Problem requirements >>
Find the string "word" in the records. Copy every line it appears in.

Available data >>

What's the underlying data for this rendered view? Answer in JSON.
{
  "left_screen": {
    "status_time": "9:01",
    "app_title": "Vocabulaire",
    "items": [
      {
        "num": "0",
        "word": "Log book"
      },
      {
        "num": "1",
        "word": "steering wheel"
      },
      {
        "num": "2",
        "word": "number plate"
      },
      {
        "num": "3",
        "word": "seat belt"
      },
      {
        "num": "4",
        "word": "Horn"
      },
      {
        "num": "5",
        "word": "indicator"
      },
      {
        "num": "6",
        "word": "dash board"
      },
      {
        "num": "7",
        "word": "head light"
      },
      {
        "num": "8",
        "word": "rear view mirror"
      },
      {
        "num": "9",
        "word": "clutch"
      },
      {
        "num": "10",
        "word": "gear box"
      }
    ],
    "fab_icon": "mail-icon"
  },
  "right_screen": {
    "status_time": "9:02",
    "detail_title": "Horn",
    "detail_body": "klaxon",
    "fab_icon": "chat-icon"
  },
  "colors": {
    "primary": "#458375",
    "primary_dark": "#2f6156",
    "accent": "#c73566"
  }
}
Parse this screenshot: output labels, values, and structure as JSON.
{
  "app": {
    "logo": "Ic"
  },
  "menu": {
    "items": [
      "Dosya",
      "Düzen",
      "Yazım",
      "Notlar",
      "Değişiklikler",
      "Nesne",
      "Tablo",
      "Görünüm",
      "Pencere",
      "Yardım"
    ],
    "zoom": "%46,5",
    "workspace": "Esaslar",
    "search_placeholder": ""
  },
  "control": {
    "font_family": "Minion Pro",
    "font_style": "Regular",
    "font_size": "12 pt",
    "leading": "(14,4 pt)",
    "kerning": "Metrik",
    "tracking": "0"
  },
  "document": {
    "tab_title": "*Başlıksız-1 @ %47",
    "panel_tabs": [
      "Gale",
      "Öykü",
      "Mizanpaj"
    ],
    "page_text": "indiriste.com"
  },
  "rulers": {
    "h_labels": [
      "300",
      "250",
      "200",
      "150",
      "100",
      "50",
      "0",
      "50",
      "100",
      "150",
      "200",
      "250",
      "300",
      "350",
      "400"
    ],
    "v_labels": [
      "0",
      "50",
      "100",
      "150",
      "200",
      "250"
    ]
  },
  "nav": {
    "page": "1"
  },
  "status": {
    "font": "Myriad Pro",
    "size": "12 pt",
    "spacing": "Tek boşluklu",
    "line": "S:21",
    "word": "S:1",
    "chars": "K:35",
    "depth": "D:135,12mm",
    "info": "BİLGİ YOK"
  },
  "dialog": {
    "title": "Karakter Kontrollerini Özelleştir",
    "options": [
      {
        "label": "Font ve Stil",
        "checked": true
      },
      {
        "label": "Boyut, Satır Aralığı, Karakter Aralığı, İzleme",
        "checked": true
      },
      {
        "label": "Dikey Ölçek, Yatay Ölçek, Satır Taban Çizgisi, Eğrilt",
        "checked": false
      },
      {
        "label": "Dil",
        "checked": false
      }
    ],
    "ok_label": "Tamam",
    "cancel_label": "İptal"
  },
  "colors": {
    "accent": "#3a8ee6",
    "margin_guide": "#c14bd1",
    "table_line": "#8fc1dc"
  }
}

Answer >>
        "word": "Log book"
        "word": "steering wheel"
        "word": "number plate"
        "word": "seat belt"
        "word": "Horn"
        "word": "indicator"
        "word": "dash board"
        "word": "head light"
        "word": "rear view mirror"
        "word": "clutch"
        "word": "gear box"
    "word": "S:1",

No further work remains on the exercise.